Boko (or bookoo, from English "book") is a Latin alphabet used to write the Hausa language. The first boko was devised by Europeans in the early 19th century, and developed in the early 20th century by the British (mostly) and French colonial authorities. It was made the official Hausa alphabet in 1930. Since the 1950s boko has been the main alphabet for Hausa. Arabic script (ajami) is now only used in Islamic schools and for Islamic literature. Since the 1980s, Nigerian boko has been based on the Pan-Nigerian Alphabet.
Derivatively, "boko" also refers to non-Islamic (usually western) education ('yan boko = "modern school") or secularism.
There are some differences in boko used in Niger and Nigeria due to different pronunciations in the French and English languages.
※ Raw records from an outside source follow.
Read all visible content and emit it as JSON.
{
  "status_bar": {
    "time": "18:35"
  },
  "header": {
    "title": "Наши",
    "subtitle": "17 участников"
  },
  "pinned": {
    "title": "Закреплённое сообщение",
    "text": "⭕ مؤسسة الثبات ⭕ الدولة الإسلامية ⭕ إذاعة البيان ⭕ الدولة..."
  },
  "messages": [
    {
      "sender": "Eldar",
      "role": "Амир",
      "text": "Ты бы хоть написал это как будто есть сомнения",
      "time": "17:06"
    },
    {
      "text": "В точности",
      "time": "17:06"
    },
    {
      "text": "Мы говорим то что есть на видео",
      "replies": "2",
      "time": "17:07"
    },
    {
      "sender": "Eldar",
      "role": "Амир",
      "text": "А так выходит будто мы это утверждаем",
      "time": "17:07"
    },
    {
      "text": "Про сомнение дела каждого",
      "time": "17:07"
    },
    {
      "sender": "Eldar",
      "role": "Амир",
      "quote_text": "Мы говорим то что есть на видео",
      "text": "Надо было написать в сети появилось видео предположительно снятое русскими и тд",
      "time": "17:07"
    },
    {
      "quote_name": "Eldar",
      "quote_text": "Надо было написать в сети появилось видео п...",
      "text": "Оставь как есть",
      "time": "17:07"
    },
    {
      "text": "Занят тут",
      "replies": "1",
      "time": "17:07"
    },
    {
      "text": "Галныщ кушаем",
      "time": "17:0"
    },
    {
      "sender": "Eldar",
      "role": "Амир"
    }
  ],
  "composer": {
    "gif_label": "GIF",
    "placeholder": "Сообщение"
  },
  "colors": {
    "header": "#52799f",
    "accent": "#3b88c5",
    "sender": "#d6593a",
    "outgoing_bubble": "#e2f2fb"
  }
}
The letter ƴ is used only in Niger; in Nigeria it is written ʼy.
Tone, vowel length, and the distinction between /r/ and /ɽ/ (which does not exist for all speakers) are not marked in writing. So, for example, /daɡa/ "from" and /daːɡaː/ "battle" are both written daga.